Pan-European cable company Liberty Global has announced a $23.3 billion acquisition of the UK’s Virgin Media that looks set to shake up the country’s telecoms, broadband and pay-TV markets.
The transaction includes a mixture of cash and Liberty Global (Amsterdam, Netherlands) shares and values Virgin Media (Hook, UK) at $47.87 a share – 24% higher than its closing price on February 4.
The deal will increase Liberty Global’s customer base to 25 million and give the company a major presence in one of Europe’s biggest markets.

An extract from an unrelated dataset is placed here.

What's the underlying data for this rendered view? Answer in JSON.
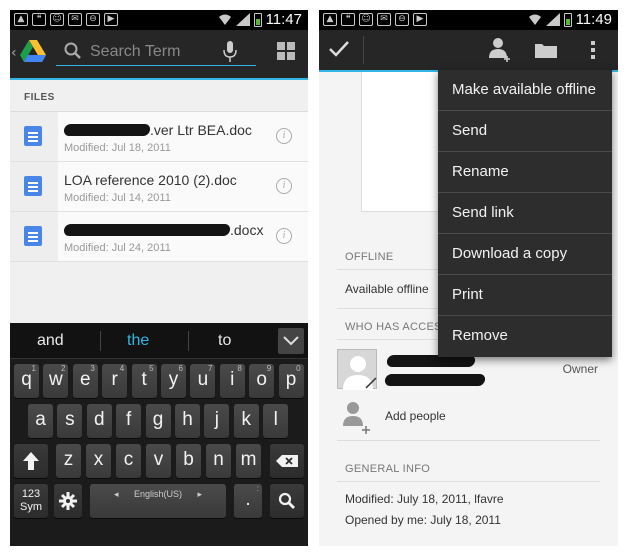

“After the deal, roughly 80% of Liberty Global’s revenue will come from just five attractive and strong countries – the UK, Germany, Belgium, Switzerland and the Netherlands,” said Mike Fries, the president and chief executive of Liberty Global.
Fries expects the tie-up to yield cost savings of about $180 million a year on full integration. “But just as importantly, Virgin Media’s market-leading innovation and product expertise, particularly in mobile and B2B, will accelerate the development of these business segments,” he said.
The backing of Liberty Global should also make Virgin Media a stronger rival to Rupert Murdoch’s British Sky Broadcasting (London, UK), which dominates the UK’s pay-TV sector, and will increase the pressure on smaller pay-TV players like BT (London, UK) and TalkTalk (London, UK).
Liberty Global intends to pile another $3 billion on to Virgin Media’s debts to help finance the $5.9 billion cash component of the equity purchase price.
The combined company would have reported revenues of $16.8 billion and operating cash flow of $7.5 billion in 2012, said Virgin Media and Liberty Global in a statement.
News of the deal followed Virgin Media’s publication of fourth-quarter results that showed a 1.6% increase in revenues, to £1.04 billion, but a 1.4% drop in free cash flow, to £138 million.
The dip was blamed on investments made to support higher-speed services, and Fries told analysts that Liberty Global was likely to accelerate that program.
However, he played down speculation the combined company might effectively challenge Sky in the bidding for lucrative sports-broadcasting rights, saying it would be unlikely to change Virgin Media’s strategy with regard to premium content.